--- START ---
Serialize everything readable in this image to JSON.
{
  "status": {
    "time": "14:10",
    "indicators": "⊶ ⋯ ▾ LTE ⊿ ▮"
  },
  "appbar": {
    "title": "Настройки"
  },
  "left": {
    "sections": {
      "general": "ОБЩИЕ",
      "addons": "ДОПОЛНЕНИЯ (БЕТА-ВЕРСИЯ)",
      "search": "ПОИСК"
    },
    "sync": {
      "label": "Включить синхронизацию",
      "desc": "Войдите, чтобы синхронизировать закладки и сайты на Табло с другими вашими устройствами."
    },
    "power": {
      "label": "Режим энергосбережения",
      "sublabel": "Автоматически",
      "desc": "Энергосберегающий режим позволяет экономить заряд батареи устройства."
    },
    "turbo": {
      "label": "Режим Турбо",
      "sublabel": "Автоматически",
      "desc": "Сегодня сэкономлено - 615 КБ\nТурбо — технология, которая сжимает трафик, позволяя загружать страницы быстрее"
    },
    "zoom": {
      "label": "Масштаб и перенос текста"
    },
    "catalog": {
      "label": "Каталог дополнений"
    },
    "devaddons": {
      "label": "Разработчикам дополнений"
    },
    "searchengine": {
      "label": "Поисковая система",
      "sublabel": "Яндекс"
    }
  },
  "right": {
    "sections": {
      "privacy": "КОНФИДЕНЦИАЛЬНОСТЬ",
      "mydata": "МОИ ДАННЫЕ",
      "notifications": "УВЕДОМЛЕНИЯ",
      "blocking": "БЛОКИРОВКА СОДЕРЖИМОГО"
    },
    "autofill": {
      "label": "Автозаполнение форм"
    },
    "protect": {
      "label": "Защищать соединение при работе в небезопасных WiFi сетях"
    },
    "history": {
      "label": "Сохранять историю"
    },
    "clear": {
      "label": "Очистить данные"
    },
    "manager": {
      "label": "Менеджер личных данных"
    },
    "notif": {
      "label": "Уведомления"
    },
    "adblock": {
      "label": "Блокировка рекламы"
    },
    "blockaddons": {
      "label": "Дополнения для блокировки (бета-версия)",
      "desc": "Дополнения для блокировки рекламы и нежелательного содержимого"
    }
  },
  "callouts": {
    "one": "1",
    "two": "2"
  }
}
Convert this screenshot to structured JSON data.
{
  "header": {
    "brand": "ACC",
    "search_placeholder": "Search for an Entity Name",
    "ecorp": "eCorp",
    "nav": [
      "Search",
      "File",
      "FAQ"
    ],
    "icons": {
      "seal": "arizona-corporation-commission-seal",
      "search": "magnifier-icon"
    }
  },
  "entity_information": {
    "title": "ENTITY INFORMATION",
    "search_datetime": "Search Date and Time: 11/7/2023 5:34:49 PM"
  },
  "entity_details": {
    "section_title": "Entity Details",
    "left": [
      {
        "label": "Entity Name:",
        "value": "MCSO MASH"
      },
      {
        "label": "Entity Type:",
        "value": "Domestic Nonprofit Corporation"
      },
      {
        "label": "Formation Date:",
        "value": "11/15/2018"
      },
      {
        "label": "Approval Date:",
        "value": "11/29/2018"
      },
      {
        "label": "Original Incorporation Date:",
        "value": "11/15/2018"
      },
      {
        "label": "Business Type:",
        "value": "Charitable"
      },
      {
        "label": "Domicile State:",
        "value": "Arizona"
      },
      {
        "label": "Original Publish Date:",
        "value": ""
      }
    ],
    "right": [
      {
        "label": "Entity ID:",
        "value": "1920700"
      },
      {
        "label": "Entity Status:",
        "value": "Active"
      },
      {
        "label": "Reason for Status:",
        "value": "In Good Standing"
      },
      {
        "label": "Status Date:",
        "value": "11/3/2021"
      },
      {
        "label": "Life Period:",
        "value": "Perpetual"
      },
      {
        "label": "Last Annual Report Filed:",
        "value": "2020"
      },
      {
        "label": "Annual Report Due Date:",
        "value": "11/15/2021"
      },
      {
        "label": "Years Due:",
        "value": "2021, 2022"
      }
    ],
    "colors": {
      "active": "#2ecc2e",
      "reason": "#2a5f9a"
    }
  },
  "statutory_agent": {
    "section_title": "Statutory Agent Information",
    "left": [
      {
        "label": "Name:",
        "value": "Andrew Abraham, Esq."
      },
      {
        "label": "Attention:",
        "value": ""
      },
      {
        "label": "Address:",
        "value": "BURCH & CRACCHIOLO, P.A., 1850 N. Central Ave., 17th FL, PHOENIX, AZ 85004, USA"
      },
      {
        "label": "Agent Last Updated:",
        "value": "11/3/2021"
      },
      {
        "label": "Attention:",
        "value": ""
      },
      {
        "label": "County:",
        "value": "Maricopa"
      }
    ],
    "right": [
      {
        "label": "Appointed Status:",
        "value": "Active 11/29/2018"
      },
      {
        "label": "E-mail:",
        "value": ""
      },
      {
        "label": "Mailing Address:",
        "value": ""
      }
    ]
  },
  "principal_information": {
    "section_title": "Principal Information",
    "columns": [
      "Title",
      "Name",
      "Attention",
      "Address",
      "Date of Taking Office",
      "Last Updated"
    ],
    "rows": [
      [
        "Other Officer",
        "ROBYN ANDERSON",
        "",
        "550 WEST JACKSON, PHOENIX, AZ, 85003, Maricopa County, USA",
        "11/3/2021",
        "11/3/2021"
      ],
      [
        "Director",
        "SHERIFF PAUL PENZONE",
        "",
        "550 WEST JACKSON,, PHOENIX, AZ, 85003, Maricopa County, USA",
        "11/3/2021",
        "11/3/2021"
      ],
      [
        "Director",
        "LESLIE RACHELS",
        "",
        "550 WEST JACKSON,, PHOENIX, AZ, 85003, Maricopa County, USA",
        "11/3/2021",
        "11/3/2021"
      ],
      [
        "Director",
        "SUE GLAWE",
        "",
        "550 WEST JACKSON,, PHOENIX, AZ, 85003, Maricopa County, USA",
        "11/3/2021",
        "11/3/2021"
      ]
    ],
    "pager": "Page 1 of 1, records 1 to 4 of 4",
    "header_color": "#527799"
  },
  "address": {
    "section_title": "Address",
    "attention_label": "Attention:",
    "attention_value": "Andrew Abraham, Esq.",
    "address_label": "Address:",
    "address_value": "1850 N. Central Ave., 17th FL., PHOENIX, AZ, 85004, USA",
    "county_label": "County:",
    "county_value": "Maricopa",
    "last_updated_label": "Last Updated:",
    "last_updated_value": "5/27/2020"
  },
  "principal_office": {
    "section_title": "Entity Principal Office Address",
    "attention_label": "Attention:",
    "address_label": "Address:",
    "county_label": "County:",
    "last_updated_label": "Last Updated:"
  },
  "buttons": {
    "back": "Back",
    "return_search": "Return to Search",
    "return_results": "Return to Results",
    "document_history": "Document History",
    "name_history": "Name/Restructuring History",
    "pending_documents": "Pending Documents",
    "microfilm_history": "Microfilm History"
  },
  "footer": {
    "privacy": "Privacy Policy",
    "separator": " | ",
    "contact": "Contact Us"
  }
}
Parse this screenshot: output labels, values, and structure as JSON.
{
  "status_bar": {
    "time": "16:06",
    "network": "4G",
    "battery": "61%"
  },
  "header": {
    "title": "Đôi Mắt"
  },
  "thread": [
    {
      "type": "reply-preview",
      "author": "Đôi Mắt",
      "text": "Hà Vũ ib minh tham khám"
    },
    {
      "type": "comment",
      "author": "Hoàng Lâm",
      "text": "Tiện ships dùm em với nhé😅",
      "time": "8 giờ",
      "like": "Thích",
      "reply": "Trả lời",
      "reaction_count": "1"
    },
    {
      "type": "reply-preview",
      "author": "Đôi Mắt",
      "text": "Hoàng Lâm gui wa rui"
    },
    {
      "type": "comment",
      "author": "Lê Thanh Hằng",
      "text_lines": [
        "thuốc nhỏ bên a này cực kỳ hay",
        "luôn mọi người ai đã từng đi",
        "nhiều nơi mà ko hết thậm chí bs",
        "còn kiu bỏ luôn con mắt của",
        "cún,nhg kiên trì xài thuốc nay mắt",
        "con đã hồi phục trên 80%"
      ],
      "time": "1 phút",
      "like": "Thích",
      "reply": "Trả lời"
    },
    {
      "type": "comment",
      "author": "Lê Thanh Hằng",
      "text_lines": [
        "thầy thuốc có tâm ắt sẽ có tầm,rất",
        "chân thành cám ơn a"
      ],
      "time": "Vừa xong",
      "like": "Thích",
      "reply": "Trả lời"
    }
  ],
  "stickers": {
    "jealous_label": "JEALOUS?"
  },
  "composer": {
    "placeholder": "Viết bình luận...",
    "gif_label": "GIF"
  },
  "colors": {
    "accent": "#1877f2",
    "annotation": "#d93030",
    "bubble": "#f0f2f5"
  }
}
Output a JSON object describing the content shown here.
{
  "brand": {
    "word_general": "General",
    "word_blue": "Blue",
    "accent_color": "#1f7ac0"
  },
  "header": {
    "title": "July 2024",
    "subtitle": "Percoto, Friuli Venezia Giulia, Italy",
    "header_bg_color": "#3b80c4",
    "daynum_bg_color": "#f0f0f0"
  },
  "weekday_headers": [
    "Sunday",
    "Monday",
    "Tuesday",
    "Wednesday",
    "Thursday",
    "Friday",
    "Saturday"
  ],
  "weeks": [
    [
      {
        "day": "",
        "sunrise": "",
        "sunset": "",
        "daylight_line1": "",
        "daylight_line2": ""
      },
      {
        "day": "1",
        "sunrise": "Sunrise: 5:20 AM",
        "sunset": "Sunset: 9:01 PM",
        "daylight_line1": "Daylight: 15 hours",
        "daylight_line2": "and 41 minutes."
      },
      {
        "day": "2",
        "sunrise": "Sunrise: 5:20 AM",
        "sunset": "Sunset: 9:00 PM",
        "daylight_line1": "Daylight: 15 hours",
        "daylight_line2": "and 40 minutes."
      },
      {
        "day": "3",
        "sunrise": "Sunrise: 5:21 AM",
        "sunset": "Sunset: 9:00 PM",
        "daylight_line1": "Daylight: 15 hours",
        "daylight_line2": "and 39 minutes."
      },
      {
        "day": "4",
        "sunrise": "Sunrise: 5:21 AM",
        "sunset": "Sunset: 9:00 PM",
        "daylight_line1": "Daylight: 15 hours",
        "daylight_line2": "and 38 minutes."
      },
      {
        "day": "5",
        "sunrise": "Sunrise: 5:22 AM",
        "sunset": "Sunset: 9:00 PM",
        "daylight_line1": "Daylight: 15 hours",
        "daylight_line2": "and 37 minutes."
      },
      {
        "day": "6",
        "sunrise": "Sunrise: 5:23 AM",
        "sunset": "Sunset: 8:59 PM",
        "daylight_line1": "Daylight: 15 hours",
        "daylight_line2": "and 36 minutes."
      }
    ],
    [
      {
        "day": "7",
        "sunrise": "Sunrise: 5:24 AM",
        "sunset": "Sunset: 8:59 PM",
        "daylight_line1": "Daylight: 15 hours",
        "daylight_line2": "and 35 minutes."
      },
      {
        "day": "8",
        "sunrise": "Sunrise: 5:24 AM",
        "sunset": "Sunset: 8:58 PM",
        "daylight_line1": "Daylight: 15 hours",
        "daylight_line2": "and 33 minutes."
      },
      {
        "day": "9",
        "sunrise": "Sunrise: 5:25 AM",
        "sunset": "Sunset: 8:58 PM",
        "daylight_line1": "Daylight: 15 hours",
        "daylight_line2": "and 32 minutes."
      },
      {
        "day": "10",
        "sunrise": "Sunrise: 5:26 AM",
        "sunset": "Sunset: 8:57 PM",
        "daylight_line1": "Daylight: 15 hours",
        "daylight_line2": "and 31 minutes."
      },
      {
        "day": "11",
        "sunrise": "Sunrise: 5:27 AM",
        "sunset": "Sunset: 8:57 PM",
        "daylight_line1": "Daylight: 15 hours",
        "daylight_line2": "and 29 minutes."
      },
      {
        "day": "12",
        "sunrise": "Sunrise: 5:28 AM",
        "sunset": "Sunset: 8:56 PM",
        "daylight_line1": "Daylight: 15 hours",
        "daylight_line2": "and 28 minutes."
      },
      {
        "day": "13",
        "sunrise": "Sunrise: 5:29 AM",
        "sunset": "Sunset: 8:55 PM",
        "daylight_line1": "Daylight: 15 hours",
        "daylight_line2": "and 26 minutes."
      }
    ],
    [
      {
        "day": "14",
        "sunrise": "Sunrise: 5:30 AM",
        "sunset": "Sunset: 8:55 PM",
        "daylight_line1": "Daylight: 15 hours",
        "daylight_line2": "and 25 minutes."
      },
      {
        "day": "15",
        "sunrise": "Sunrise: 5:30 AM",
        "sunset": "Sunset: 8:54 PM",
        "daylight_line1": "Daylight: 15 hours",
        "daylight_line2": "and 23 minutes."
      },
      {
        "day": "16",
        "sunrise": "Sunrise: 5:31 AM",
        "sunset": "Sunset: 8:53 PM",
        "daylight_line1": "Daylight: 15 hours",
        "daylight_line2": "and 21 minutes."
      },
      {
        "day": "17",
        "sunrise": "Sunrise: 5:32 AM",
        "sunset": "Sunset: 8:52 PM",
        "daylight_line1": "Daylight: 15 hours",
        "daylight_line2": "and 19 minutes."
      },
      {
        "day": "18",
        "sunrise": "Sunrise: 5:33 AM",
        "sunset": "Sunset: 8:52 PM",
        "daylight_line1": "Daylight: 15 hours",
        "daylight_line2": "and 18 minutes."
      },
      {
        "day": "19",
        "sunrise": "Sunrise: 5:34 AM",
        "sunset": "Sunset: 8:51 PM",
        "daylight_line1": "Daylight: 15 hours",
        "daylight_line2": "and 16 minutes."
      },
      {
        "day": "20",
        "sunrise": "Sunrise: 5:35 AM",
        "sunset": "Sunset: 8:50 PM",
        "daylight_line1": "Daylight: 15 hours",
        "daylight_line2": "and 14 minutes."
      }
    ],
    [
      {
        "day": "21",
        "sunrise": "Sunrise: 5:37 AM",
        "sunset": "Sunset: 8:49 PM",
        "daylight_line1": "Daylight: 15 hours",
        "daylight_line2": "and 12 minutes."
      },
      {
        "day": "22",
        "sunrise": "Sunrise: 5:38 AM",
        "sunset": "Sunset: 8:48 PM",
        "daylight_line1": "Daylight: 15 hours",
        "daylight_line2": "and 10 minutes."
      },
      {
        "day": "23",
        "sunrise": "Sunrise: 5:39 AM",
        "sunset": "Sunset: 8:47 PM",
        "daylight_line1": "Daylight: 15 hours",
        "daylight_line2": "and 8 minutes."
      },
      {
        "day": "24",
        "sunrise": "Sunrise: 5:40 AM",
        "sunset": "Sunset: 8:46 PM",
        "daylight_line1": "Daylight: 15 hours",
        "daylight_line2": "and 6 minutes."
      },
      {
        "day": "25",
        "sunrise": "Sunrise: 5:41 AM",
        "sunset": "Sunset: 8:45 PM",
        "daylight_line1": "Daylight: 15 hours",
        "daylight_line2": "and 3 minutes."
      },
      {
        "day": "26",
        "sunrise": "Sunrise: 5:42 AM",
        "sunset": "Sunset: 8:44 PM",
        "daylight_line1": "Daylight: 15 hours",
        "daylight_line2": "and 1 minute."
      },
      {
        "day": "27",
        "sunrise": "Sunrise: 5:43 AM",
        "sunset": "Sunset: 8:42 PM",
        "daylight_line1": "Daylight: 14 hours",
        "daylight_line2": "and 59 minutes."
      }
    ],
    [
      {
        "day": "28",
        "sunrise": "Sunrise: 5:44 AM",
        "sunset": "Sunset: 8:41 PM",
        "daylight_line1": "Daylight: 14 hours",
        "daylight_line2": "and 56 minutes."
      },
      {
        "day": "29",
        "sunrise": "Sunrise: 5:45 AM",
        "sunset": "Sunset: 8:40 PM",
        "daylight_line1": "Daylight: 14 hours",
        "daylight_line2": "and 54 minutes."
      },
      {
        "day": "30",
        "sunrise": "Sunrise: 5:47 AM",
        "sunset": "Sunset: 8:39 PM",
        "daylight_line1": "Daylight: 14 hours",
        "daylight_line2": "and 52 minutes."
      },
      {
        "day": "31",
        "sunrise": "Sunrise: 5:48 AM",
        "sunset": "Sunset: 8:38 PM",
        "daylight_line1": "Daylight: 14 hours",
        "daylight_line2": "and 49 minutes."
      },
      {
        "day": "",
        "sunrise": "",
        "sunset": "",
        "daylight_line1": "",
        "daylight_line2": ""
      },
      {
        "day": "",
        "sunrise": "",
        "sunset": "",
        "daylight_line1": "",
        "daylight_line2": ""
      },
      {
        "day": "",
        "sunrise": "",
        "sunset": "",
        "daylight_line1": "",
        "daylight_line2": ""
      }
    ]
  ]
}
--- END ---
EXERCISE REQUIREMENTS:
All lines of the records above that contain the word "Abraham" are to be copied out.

RESPONSE FOR THIS EXERCISE:
        "value": "Andrew Abraham, Esq."
    "attention_value": "Andrew Abraham, Esq.",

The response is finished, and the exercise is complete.